BEGIN
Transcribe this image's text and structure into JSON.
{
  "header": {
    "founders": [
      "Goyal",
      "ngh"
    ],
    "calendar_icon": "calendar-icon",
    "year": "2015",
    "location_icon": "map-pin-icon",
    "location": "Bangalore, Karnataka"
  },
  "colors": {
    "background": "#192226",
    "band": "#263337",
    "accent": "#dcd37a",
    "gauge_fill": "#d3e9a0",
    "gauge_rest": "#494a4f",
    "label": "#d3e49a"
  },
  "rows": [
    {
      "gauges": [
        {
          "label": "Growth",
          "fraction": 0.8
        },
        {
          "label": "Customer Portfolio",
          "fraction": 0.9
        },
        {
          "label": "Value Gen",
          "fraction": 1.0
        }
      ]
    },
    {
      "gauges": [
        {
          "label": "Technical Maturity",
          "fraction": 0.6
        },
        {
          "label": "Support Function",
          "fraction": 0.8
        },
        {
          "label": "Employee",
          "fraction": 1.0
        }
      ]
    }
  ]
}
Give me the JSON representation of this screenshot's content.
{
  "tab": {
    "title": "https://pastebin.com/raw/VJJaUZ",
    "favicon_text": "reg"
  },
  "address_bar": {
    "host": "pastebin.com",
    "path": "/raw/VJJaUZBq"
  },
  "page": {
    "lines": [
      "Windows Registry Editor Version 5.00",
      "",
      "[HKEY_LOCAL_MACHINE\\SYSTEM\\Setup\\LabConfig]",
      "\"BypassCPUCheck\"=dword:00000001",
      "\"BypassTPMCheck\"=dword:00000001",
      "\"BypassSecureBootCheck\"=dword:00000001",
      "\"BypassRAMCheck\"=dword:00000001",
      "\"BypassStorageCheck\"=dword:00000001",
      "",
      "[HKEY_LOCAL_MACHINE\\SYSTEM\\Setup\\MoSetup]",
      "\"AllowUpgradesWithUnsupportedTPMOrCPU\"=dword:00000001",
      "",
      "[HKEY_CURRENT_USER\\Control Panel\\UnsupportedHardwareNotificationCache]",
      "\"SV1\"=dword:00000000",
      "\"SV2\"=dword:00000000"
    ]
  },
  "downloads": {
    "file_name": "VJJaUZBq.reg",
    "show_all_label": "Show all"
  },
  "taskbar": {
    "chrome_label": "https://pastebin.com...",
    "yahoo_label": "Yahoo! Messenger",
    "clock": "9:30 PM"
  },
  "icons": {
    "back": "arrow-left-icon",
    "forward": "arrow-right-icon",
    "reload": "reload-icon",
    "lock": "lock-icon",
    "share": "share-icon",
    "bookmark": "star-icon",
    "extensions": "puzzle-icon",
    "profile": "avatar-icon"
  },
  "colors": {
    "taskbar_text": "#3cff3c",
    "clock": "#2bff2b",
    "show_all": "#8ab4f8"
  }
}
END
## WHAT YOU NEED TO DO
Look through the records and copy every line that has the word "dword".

## EXERCISE RESPONSE
      "\"BypassCPUCheck\"=dword:00000001",
      "\"BypassTPMCheck\"=dword:00000001",
      "\"BypassSecureBootCheck\"=dword:00000001",
      "\"BypassRAMCheck\"=dword:00000001",
      "\"BypassStorageCheck\"=dword:00000001",
      "\"AllowUpgradesWithUnsupportedTPMOrCPU\"=dword:00000001",
      "\"SV1\"=dword:00000000",
      "\"SV2\"=dword:00000000"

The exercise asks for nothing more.